segunda-feira, 26 de junho de 2017

Innovation lost or a digital regulation tale

DISCLAIMER: All opinions in this column reflect the views of the author(s), not of EURACTIV.com PLC.

PROMOTED CONTENT: This post is sponsored by a third party.
If we develop rules without fully taking into account technology and consumer habits, we risk killing innovation rather than fostering it.
[Shutterstock]

Lise Fuhr is Director General of ETNO – the European Telecommunications Network Operators’ Association.

However, if we develop rules without fully taking into account technology and consumer habits, we risk killing innovation rather than fostering it. After all, it is a matter of creating value for citizens and for the economy in the context of high levels of trust.

The European digital ecosystem — with big and small companies coming up with new, exciting services virtually every day — offers several untold stories of innovation. Unfortunately, it is not only about those who made it, but also about those who could have made it but were stopped — or risk to be stopped — by regulation.

I gathered some of these stories in the hope that the on-going legislative debate addresses these issues and, finally, allows Europe to unleash its full innovative potential.

Video-on-demand: you are no Netflix

Europeans love video-on-demand and streaming.

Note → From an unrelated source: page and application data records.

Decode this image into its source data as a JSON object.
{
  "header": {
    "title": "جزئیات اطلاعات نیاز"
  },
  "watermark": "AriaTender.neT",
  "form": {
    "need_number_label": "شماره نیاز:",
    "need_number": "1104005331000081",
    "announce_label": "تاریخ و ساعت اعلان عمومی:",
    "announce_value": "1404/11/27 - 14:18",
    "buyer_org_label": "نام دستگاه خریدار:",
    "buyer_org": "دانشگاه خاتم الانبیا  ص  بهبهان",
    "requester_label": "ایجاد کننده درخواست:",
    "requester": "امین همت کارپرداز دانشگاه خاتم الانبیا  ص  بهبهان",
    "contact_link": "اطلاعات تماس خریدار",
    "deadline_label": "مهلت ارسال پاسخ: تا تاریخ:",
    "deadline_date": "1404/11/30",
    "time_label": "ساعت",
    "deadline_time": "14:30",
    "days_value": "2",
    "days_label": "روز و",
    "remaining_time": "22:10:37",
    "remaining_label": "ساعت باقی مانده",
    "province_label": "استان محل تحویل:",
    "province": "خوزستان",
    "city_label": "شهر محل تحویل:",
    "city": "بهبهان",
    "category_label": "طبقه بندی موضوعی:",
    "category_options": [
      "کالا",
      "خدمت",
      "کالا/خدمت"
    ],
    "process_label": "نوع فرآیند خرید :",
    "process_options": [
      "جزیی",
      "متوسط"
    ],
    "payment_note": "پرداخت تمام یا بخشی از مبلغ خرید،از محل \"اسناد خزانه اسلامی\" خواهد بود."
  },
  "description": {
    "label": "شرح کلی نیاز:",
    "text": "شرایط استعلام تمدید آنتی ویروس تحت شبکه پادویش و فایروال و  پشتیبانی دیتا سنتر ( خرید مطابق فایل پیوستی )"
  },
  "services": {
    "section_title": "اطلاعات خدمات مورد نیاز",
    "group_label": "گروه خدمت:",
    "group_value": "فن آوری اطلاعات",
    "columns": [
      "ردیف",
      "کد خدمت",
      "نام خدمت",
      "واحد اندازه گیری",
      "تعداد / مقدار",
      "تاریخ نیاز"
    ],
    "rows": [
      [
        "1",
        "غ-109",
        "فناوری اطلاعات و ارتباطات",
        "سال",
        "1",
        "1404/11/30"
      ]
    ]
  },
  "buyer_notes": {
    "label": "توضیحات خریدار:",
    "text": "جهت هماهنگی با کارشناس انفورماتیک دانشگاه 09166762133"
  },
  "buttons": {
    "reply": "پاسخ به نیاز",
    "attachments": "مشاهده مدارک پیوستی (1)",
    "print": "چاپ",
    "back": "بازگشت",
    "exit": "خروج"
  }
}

Above and beyond linear TV, citizens enjoy accessing a diverse offer of content on different platforms, at the time and place of their choice. This is done via IPTV, Pay-TV or online platforms. However, regulation often holds traditional players from offering improved customer services. Take the consent rules in the current ePrivacy regime: If applied strictly, telecoms are prevented from offering suggestions based on viewing history. This is, instead, a very common and valued feature of online services like Netflix.
 
(...)

Sem comentários: